**DESCRIPTION OF THE TASK**
The task requires restating, word for word, the lines of the entries below from the one containing "Extract the structured" through the final one, both included.

Dataset rows for apps and sites
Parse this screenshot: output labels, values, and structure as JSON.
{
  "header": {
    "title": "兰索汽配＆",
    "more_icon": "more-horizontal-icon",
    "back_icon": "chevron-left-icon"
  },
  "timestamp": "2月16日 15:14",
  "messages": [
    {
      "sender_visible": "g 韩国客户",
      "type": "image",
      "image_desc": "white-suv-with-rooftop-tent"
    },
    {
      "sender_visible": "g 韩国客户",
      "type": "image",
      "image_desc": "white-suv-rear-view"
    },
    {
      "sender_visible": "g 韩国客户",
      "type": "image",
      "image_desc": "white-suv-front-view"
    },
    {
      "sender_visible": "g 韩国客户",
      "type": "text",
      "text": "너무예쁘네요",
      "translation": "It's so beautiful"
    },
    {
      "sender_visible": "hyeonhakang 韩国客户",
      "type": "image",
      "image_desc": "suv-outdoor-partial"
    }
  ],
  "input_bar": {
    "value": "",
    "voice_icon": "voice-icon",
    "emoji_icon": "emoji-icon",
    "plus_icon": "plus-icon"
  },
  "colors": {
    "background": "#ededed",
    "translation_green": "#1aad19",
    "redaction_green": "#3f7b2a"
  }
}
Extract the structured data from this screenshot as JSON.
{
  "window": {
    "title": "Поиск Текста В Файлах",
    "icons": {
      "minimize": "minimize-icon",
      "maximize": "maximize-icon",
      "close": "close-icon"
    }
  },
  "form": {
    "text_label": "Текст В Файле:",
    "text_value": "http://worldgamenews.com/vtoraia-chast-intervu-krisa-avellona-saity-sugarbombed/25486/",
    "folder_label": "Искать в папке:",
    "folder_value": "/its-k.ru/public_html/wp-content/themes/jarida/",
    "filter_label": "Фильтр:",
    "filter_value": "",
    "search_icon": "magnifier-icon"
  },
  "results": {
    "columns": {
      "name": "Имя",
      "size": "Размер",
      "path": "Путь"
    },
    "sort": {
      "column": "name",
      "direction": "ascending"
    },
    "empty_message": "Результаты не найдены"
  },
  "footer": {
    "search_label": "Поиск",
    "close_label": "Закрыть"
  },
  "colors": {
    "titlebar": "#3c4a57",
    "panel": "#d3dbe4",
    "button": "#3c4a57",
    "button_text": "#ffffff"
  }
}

**ANSWER FOR THIS EXERCISE**
Extract the structured data from this screenshot as JSON.
{
  "window": {
    "title": "Поиск Текста В Файлах",
    "icons": {
      "minimize": "minimize-icon",
      "maximize": "maximize-icon",
      "close": "close-icon"
    }
  },
  "form": {
    "text_label": "Текст В Файле:",
    "text_value": "http://worldgamenews.com/vtoraia-chast-intervu-krisa-avellona-saity-sugarbombed/25486/",
    "folder_label": "Искать в папке:",
    "folder_value": "/its-k.ru/public_html/wp-content/themes/jarida/",
    "filter_label": "Фильтр:",
    "filter_value": "",
    "search_icon": "magnifier-icon"
  },
  "results": {
    "columns": {
      "name": "Имя",
      "size": "Размер",
      "path": "Путь"
    },
    "sort": {
      "column": "name",
      "direction": "ascending"
    },
    "empty_message": "Результаты не найдены"
  },
  "footer": {
    "search_label": "Поиск",
    "close_label": "Закрыть"
  },
  "colors": {
    "titlebar": "#3c4a57",
    "panel": "#d3dbe4",
    "button": "#3c4a57",
    "button_text": "#ffffff"
  }
}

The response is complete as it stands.